Paging is not a recent concern for programmers and there is never enough tools to implement it properly. The main problem is that paging once you’ve got all the data is less that effective. And this is what will happen with an IEnumerable approach.

But let’s ask a two last questions.

Why is paging useful ? Is it really a presentation concern ?

We need paging to navigate through large collection of object, and if a collection can grow enough so that is cannot be embraced in a single query, it becomes a domain concern !

  • When your object collection is known at design time to stay in small bounds but you still want to page it for presentation clarity, there is no real penalty to fetch all and display only a few.
  • But when your collection can grow big, you SHOULD provide a mechanism to retrieve only a range of it, for presentation purpose or simply for batching purpose.

The problem is that if we leak IQueryable, the user can do far more than paging, and problems can arise. So I suggest to use a new interface IPaged<T> that would provide everything needed for paging :

public interface IPaged<T> : IEnumerable<T>

    {

        ///<summary>

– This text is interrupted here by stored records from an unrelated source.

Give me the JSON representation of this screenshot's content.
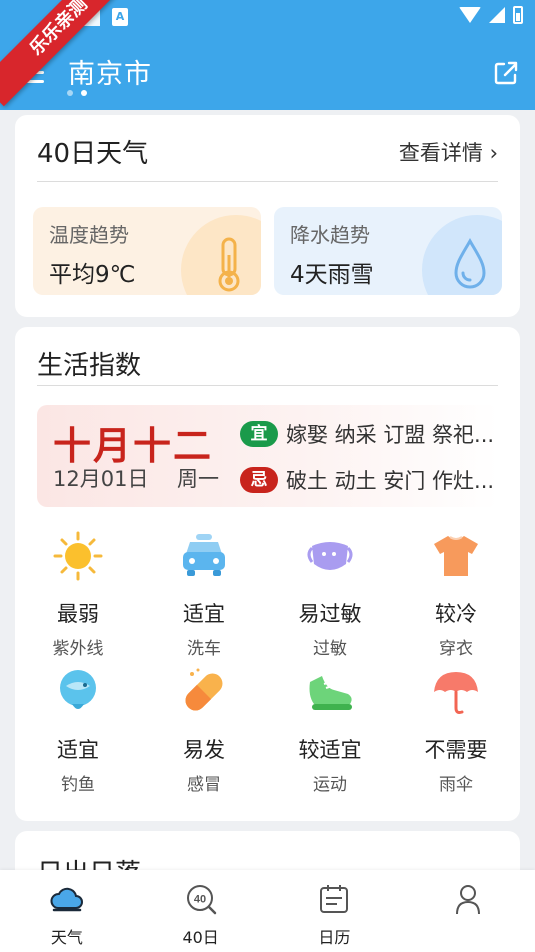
{
  "watermark": "乐乐亲测",
  "header": {
    "city": "南京市",
    "status_badge": "A",
    "colors": {
      "header_bg": "#3da6ea"
    }
  },
  "forecast40": {
    "title": "40日天气",
    "detail_link": "查看详情",
    "temp_trend": {
      "title": "温度趋势",
      "value": "平均9℃",
      "icon": "thermometer-icon"
    },
    "rain_trend": {
      "title": "降水趋势",
      "value": "4天雨雪",
      "icon": "raindrop-icon"
    }
  },
  "life": {
    "title": "生活指数",
    "almanac": {
      "lunar_date": "十月十二",
      "date": "12月01日",
      "weekday": "周一",
      "yi_badge": "宜",
      "yi_text": "嫁娶 纳采 订盟 祭祀...",
      "ji_badge": "忌",
      "ji_text": "破土 动土 安门 作灶..."
    },
    "items": [
      {
        "value": "最弱",
        "label": "紫外线",
        "icon": "sun-icon"
      },
      {
        "value": "适宜",
        "label": "洗车",
        "icon": "car-icon"
      },
      {
        "value": "易过敏",
        "label": "过敏",
        "icon": "mask-icon"
      },
      {
        "value": "较冷",
        "label": "穿衣",
        "icon": "tshirt-icon"
      },
      {
        "value": "适宜",
        "label": "钓鱼",
        "icon": "fish-icon"
      },
      {
        "value": "易发",
        "label": "感冒",
        "icon": "pill-icon"
      },
      {
        "value": "较适宜",
        "label": "运动",
        "icon": "sneaker-icon"
      },
      {
        "value": "不需要",
        "label": "雨伞",
        "icon": "umbrella-icon"
      }
    ]
  },
  "sun": {
    "title": "日出日落"
  },
  "nav": {
    "items": [
      {
        "label": "天气",
        "icon": "weather-cloud-icon"
      },
      {
        "label": "40日",
        "icon": "forty-day-icon"
      },
      {
        "label": "日历",
        "icon": "calendar-icon"
      },
      {
        "label": "",
        "icon": "user-icon"
      }
    ]
  }
}
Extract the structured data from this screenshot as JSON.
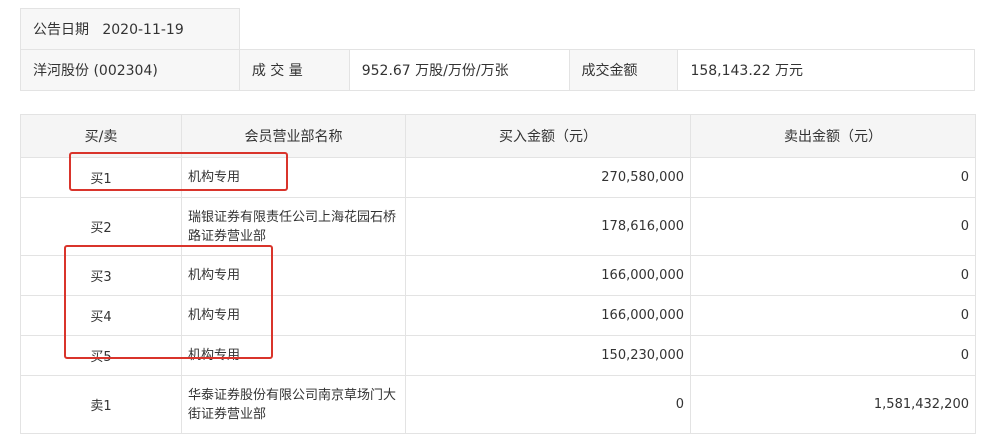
{
  "info": {
    "date_label": "公告日期",
    "date_value": "2020-11-19",
    "stock": "洋河股份 (002304)",
    "volume_label": "成 交 量",
    "volume_value": "952.67 万股/万份/万张",
    "amount_label": "成交金额",
    "amount_value": "158,143.22 万元"
  },
  "table": {
    "headers": [
      "买/卖",
      "会员营业部名称",
      "买入金额（元）",
      "卖出金额（元）"
    ],
    "rows": [
      {
        "side": "买1",
        "name": "机构专用",
        "buy": "270,580,000",
        "sell": "0"
      },
      {
        "side": "买2",
        "name": "瑞银证券有限责任公司上海花园石桥路证券营业部",
        "buy": "178,616,000",
        "sell": "0"
      },
      {
        "side": "买3",
        "name": "机构专用",
        "buy": "166,000,000",
        "sell": "0"
      },
      {
        "side": "买4",
        "name": "机构专用",
        "buy": "166,000,000",
        "sell": "0"
      },
      {
        "side": "买5",
        "name": "机构专用",
        "buy": "150,230,000",
        "sell": "0"
      },
      {
        "side": "卖1",
        "name": "华泰证券股份有限公司南京草场门大街证券营业部",
        "buy": "0",
        "sell": "1,581,432,200"
      }
    ]
  },
  "colors": {
    "highlight": "#d9342b",
    "header_bg": "#f5f5f5",
    "border": "#e3e3e3"
  }
}
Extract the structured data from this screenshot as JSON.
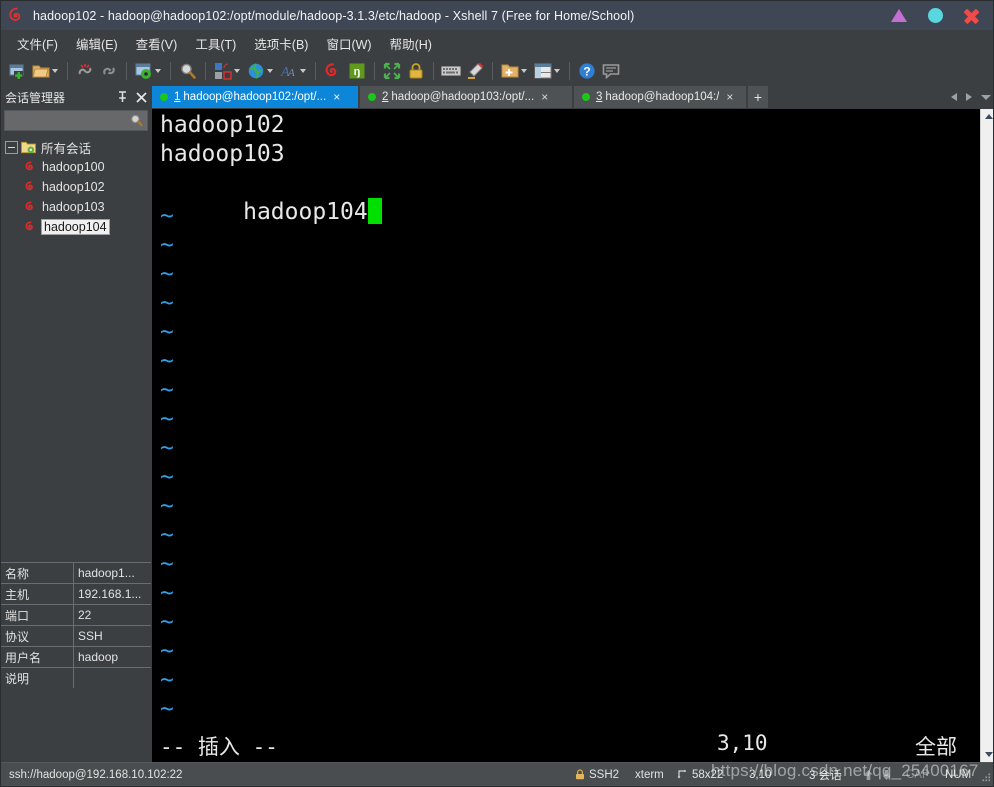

        /// Get the total entity count.

        ///</summary>

        int Count { get; }

 

        ///<summary>

        /// Get a range of persited entities.

        ///</summary>

        IEnumerable<T> GetRange(int index, int count);

    }

 

And here is a simple implementation on a IQueryable :

public class Paged<T> : IPaged<T>

    {

        private readonly IQueryable<T> source;

 

        public Paged(IQueryable<T> source)

        {

            this.source = source;

        }

 

 

        public IEnumerator<T> GetEnumerator()

        {

            return source.GetEnumerator();

        }

 

        IEnumerator IEnumerable.GetEnumerator()

        {

            return GetEnumerator();

        }

 

        public int Count

        {

            get { return source.Count(); }

        }

 

        public IEnumerable<T> GetRange(int index, int count)

        {

            return source.Skip(index).Take(count);

        }

    }

Then your repository can return IPaged collections like this without leaking implementation details :

public IPaged<Customer> GetCustomers();

 

This seems to be a major step in the repository pattern understanding, and it’s underlying war. And you, on which side are you ?